Mann has cited Evans as his favorite pianist, and his 1995 tribute to Evans, Peace Pieces, stands as one of the highlights of his career. In a way, the two albums are bookends, Nirvana being the last straight ahead album Mann recorded until he returned to Evans' music nearly a quarter century later. Interestingly, there is no Evans material on Nirvana, which includes a pair of Mann originals, a pair of standards and Erik Satie's "Gymnopedie."
While the Trio was still finding its way at the time of these recordings, all the players were of the first caliber and the promise of great music to come was apparent. If there was any flaw in their effort here, it may be in Israels' occasionally overplaying in an effort to establish his voice in a new context, but his mastery of his instrument is such that that's a problem that hardly diminishes the result. Mann is superb throughout, and his mid-tempo bop take of Cole Porter's "I Love You" should be heard by anyone whose exposure is limited to his pop and soul material of later years.

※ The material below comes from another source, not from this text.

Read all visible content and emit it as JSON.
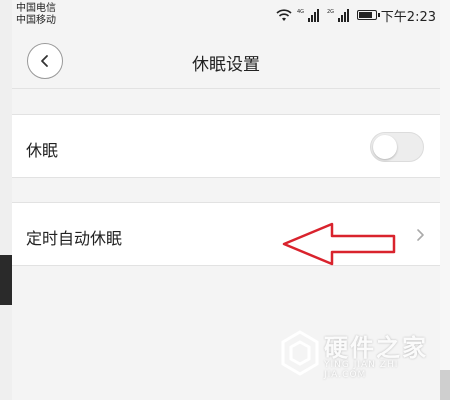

The album is diminished only by the poor recording quality of Evans' piano. Koch Jazz reissues have been consistently reliable in my experience, so I'm inclined to attribute the flaw to an uncorrectable problem with the source. That may explain the extended delay in the reissue of this material, but better a flawed recording of Bill Evans than none, and the other instruments are hardly affected. This is a fine addition to the catalog for Evans completists and for Herbie Mann fans in general.